share|cite|improve this answer

If $\lim_{n\to\infty}d_n=L$ where $L\in\mathbb{R}$, then $\lim_{n\to\infty}\frac{d_{n+1}}{d_n}=1$. (Can you see why?)

Thus if $\lim_{n\to\infty}\frac{d_{n+1}}{d_n}\ne1$ we know $(d_n)_{n=1}^{\infty}$ diverges.

If $\lim_{n\to\infty}\frac{d_{n+1}}{d_n}>1$ then, for the most part $|d_{n+1}|>|d_n|$, so $\lim_{n\to\infty}d_n=\pm\infty$.

share|cite|improve this answer
If for all $n$ $d_n = 0$, then what is $\lim_{n\to\infty} \frac{d_{n+1}}{d_n}$? – Neal Jan 10 '13 at 19:37

Assuming your hypotheses: $$ \lim_{n\to \infty} \dfrac{d_{n+1}}{d_n} > 1 $$ Now later assume that $\lim_{n\to\infty} d_n = L$.
We assume here that $L\ne 0$ and that $d_{n} \ne 0$, $\forall n \ge m$. Recall from (Limit Laws): $$ \lim_{n\to\infty} \dfrac{d_{n+1}}{d_n} = \dfrac{\lim_{n\to\infty}d_n}{\lim_{n\to\infty}d_{n+1}} = \dfrac{L}{L} = 1 $$ which is a contradiction.
If $L = 0$, repeat same argument with $b_n = a_n +1$.

share|cite|improve this answer
This isn't enough to conclude the sequence diverges; monotonic increasing sequences converge as long as they are bounded. You need to show unboundedness. – Gyu Eun Lee Jan 10 '13 at 19:31
You argument does not answer why the sequence could not converge to some limit. – Tomás Jan 10 '13 at 19:32

Your Answer


By posting your answer, you agree to the privacy policy and terms of service.
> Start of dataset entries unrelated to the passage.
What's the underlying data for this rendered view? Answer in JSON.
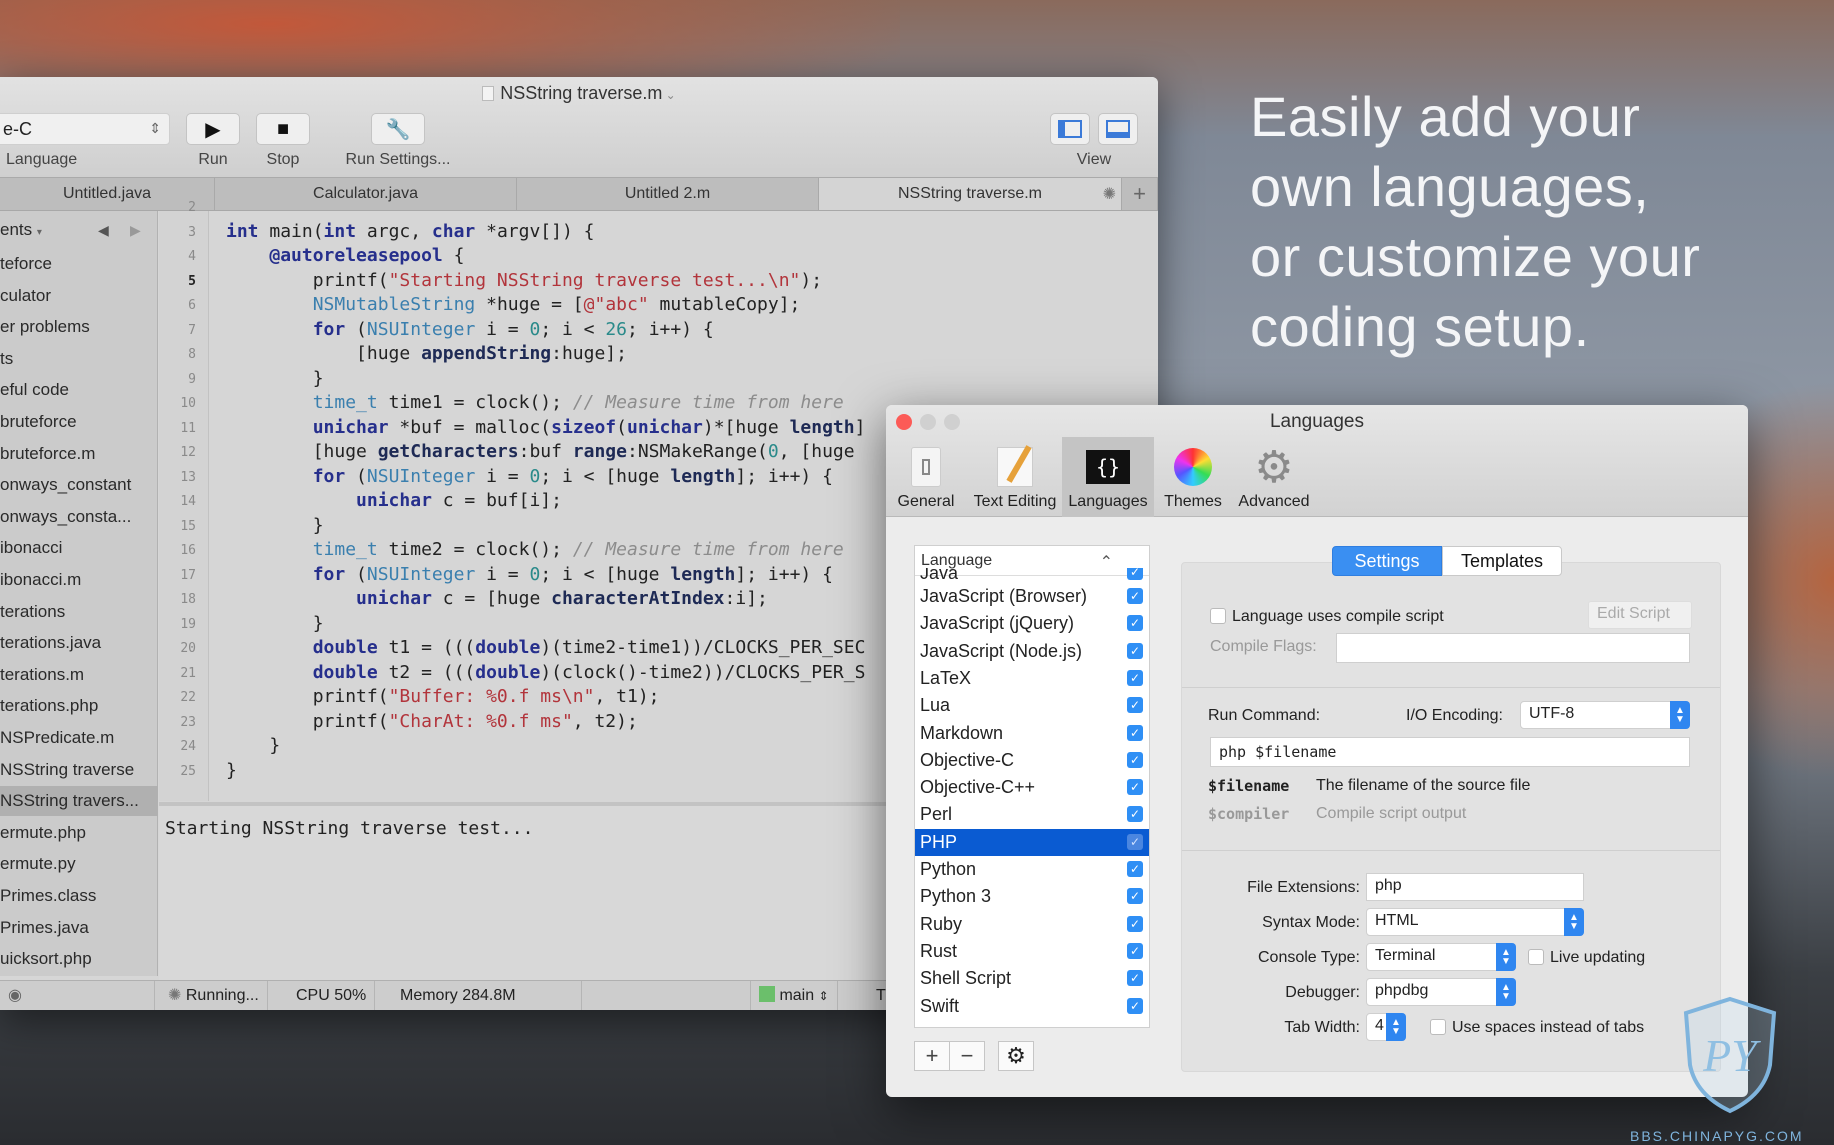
{
  "headline": [
    "Easily add your",
    "own languages,",
    "or customize your",
    "coding setup."
  ],
  "main_window": {
    "title": "NSString traverse.m",
    "toolbar": {
      "language_value": "e-C",
      "language_label": "Language",
      "run_label": "Run",
      "stop_label": "Stop",
      "run_settings_label": "Run Settings...",
      "view_label": "View"
    },
    "tabs": [
      "Untitled.java",
      "Calculator.java",
      "Untitled 2.m",
      "NSString traverse.m"
    ],
    "active_tab": 3,
    "sidebar": {
      "header": "ents",
      "items": [
        "teforce",
        "culator",
        "er problems",
        "ts",
        "eful code",
        "bruteforce",
        "bruteforce.m",
        "onways_constant",
        "onways_consta...",
        "ibonacci",
        "ibonacci.m",
        "terations",
        "terations.java",
        "terations.m",
        "terations.php",
        "NSPredicate.m",
        "NSString traverse",
        "NSString travers...",
        "ermute.php",
        "ermute.py",
        "Primes.class",
        "Primes.java",
        "uicksort.php"
      ],
      "selected": 17
    },
    "current_line": 5,
    "code_lines": [
      {
        "n": "2",
        "t": []
      },
      {
        "n": "3",
        "t": [
          [
            "int",
            "kw"
          ],
          [
            " main("
          ],
          [
            "int",
            "kw"
          ],
          [
            " argc, "
          ],
          [
            "char",
            "kw"
          ],
          [
            " *argv[]) {"
          ]
        ]
      },
      {
        "n": "4",
        "t": [
          [
            "    "
          ],
          [
            "@autoreleasepool",
            "kw"
          ],
          [
            " {"
          ]
        ]
      },
      {
        "n": "5",
        "t": [
          [
            "        printf("
          ],
          [
            "\"Starting NSString traverse test...\\n\"",
            "str"
          ],
          [
            ");"
          ]
        ]
      },
      {
        "n": "6",
        "t": [
          [
            "        "
          ],
          [
            "NSMutableString",
            "ty"
          ],
          [
            " *huge = ["
          ],
          [
            "@\"abc\"",
            "str"
          ],
          [
            " mutableCopy];"
          ]
        ]
      },
      {
        "n": "7",
        "t": [
          [
            "        "
          ],
          [
            "for",
            "kw"
          ],
          [
            " ("
          ],
          [
            "NSUInteger",
            "ty"
          ],
          [
            " i = "
          ],
          [
            "0",
            "num"
          ],
          [
            "; i < "
          ],
          [
            "26",
            "num"
          ],
          [
            "; i++) {"
          ]
        ]
      },
      {
        "n": "8",
        "t": [
          [
            "            [huge "
          ],
          [
            "appendString",
            "mth"
          ],
          [
            ":huge];"
          ]
        ]
      },
      {
        "n": "9",
        "t": [
          [
            "        }"
          ]
        ]
      },
      {
        "n": "10",
        "t": [
          [
            "        "
          ],
          [
            "time_t",
            "ty"
          ],
          [
            " time1 = clock(); "
          ],
          [
            "// Measure time from here",
            "cm"
          ]
        ]
      },
      {
        "n": "11",
        "t": [
          [
            "        "
          ],
          [
            "unichar",
            "kw"
          ],
          [
            " *buf = malloc("
          ],
          [
            "sizeof",
            "kw"
          ],
          [
            "("
          ],
          [
            "unichar",
            "kw"
          ],
          [
            ")*[huge "
          ],
          [
            "length",
            "mth"
          ],
          [
            "]"
          ]
        ]
      },
      {
        "n": "12",
        "t": [
          [
            "        [huge "
          ],
          [
            "getCharacters",
            "mth"
          ],
          [
            ":buf "
          ],
          [
            "range",
            "mth"
          ],
          [
            ":NSMakeRange("
          ],
          [
            "0",
            "num"
          ],
          [
            ", [huge"
          ]
        ]
      },
      {
        "n": "13",
        "t": [
          [
            "        "
          ],
          [
            "for",
            "kw"
          ],
          [
            " ("
          ],
          [
            "NSUInteger",
            "ty"
          ],
          [
            " i = "
          ],
          [
            "0",
            "num"
          ],
          [
            "; i < [huge "
          ],
          [
            "length",
            "mth"
          ],
          [
            "]; i++) {"
          ]
        ]
      },
      {
        "n": "14",
        "t": [
          [
            "            "
          ],
          [
            "unichar",
            "kw"
          ],
          [
            " c = buf[i];"
          ]
        ]
      },
      {
        "n": "15",
        "t": [
          [
            "        }"
          ]
        ]
      },
      {
        "n": "16",
        "t": [
          [
            "        "
          ],
          [
            "time_t",
            "ty"
          ],
          [
            " time2 = clock(); "
          ],
          [
            "// Measure time from here",
            "cm"
          ]
        ]
      },
      {
        "n": "17",
        "t": [
          [
            "        "
          ],
          [
            "for",
            "kw"
          ],
          [
            " ("
          ],
          [
            "NSUInteger",
            "ty"
          ],
          [
            " i = "
          ],
          [
            "0",
            "num"
          ],
          [
            "; i < [huge "
          ],
          [
            "length",
            "mth"
          ],
          [
            "]; i++) {"
          ]
        ]
      },
      {
        "n": "18",
        "t": [
          [
            "            "
          ],
          [
            "unichar",
            "kw"
          ],
          [
            " c = [huge "
          ],
          [
            "characterAtIndex",
            "mth"
          ],
          [
            ":i];"
          ]
        ]
      },
      {
        "n": "19",
        "t": [
          [
            "        }"
          ]
        ]
      },
      {
        "n": "20",
        "t": [
          [
            "        "
          ],
          [
            "double",
            "kw"
          ],
          [
            " t1 = ((("
          ],
          [
            "double",
            "kw"
          ],
          [
            ")(time2-time1))/CLOCKS_PER_SEC"
          ]
        ]
      },
      {
        "n": "21",
        "t": [
          [
            "        "
          ],
          [
            "double",
            "kw"
          ],
          [
            " t2 = ((("
          ],
          [
            "double",
            "kw"
          ],
          [
            ")(clock()-time2))/CLOCKS_PER_S"
          ]
        ]
      },
      {
        "n": "22",
        "t": [
          [
            "        printf("
          ],
          [
            "\"Buffer: %0.f ms\\n\"",
            "str"
          ],
          [
            ", t1);"
          ]
        ]
      },
      {
        "n": "23",
        "t": [
          [
            "        printf("
          ],
          [
            "\"CharAt: %0.f ms\"",
            "str"
          ],
          [
            ", t2);"
          ]
        ]
      },
      {
        "n": "24",
        "t": [
          [
            "    }"
          ]
        ]
      },
      {
        "n": "25",
        "t": [
          [
            "}"
          ]
        ]
      }
    ],
    "console_output": "Starting NSString traverse test...",
    "status": {
      "running": "Running...",
      "cpu": "CPU 50%",
      "memory": "Memory 284.8M",
      "branch": "main",
      "trailing": "T"
    }
  },
  "dialog": {
    "title": "Languages",
    "toolbar": [
      "General",
      "Text Editing",
      "Languages",
      "Themes",
      "Advanced"
    ],
    "active_pane": 2,
    "list_header": "Language",
    "list_partial": "Java",
    "languages": [
      "JavaScript (Browser)",
      "JavaScript (jQuery)",
      "JavaScript (Node.js)",
      "LaTeX",
      "Lua",
      "Markdown",
      "Objective-C",
      "Objective-C++",
      "Perl",
      "PHP",
      "Python",
      "Python 3",
      "Ruby",
      "Rust",
      "Shell Script",
      "Swift"
    ],
    "selected_language": "PHP",
    "tabs": [
      "Settings",
      "Templates"
    ],
    "active_tab": 0,
    "compile_script_label": "Language uses compile script",
    "compile_script_checked": false,
    "edit_script_label": "Edit Script",
    "compile_flags_label": "Compile Flags:",
    "compile_flags_value": "",
    "run_command_label": "Run Command:",
    "io_encoding_label": "I/O Encoding:",
    "io_encoding_value": "UTF-8",
    "run_command_value": "php $filename",
    "vars": [
      {
        "name": "$filename",
        "desc": "The filename of the source file"
      },
      {
        "name": "$compiler",
        "desc": "Compile script output"
      }
    ],
    "file_extensions_label": "File Extensions:",
    "file_extensions_value": "php",
    "syntax_mode_label": "Syntax Mode:",
    "syntax_mode_value": "HTML",
    "console_type_label": "Console Type:",
    "console_type_value": "Terminal",
    "live_updating_label": "Live updating",
    "live_updating_checked": false,
    "debugger_label": "Debugger:",
    "debugger_value": "phpdbg",
    "tab_width_label": "Tab Width:",
    "tab_width_value": "4",
    "use_spaces_label": "Use spaces instead of tabs",
    "use_spaces_checked": false
  },
  "watermark": {
    "text": "BBS.CHINAPYG.COM",
    "logo_letters": "PY"
  },
  "colors": {
    "accent": "#2f86f0",
    "selection": "#0a5bd2",
    "close": "#fc5b57"
  }
}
Not the answer you're looking for? Browse other questions tagged or ask your own question.